Show each line in the listing below that contains the word "title".
►
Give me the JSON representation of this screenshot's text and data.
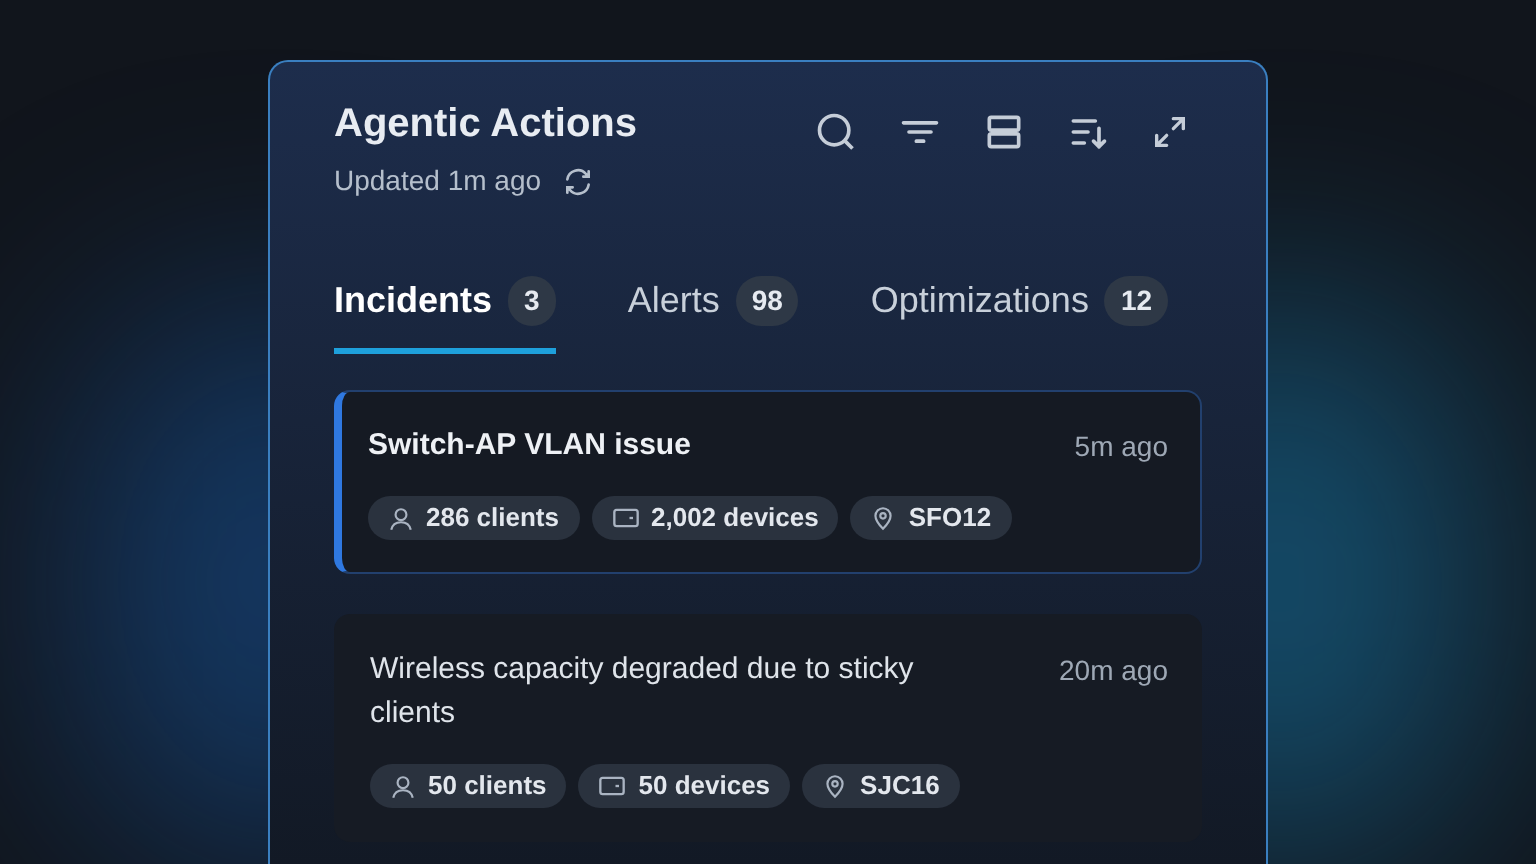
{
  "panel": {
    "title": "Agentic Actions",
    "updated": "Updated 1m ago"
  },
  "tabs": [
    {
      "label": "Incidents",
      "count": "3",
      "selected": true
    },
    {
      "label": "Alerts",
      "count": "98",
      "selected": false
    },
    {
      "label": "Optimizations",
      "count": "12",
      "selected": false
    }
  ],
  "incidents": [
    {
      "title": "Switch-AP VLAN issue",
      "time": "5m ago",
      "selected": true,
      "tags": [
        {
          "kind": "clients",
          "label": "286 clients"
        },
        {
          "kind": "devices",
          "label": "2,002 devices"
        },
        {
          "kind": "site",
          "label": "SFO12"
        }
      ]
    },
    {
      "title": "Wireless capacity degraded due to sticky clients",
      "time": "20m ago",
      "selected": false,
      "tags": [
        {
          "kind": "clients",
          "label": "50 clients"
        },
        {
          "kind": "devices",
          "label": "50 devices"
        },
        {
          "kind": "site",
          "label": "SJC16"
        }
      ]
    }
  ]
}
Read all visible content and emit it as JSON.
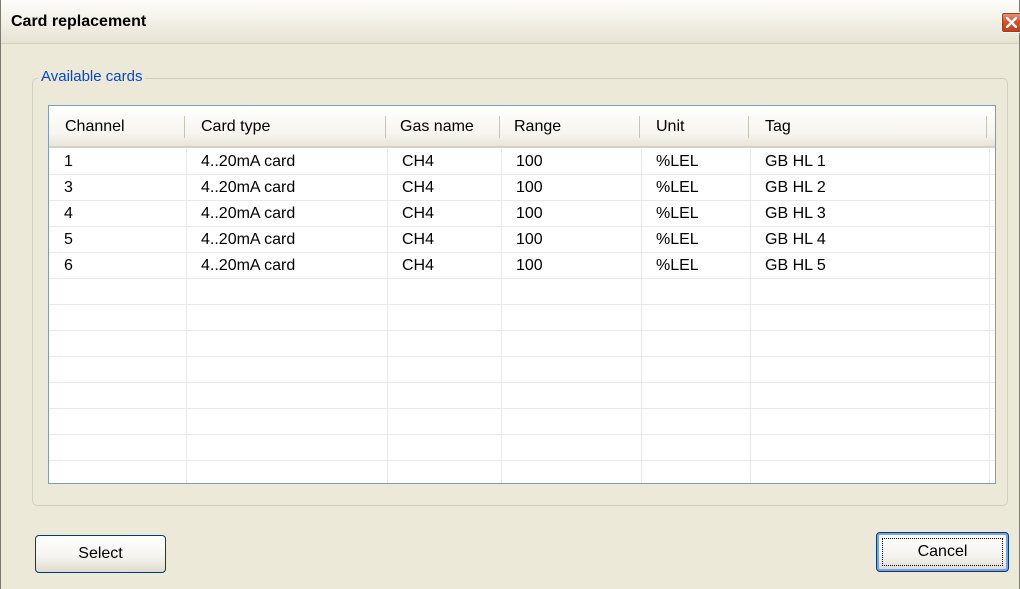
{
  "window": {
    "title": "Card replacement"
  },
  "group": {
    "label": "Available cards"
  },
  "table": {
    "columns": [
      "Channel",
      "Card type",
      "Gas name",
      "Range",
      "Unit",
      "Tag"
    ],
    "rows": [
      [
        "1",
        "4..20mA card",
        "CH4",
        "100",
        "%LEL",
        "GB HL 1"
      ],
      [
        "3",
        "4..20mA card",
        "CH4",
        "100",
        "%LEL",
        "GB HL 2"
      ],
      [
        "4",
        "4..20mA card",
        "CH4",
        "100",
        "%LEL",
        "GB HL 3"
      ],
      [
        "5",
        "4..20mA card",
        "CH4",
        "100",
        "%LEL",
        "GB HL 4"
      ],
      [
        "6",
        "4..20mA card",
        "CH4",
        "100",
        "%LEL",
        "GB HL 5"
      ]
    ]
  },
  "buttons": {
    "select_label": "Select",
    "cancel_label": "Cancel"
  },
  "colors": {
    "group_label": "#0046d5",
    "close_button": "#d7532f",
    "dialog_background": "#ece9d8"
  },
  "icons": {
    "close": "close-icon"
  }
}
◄
■ **Output**
    "title": "Agentic Actions",
      "title": "Switch-AP VLAN issue",
      "title": "Wireless capacity degraded due to sticky clients",
    "title": "Card replacement"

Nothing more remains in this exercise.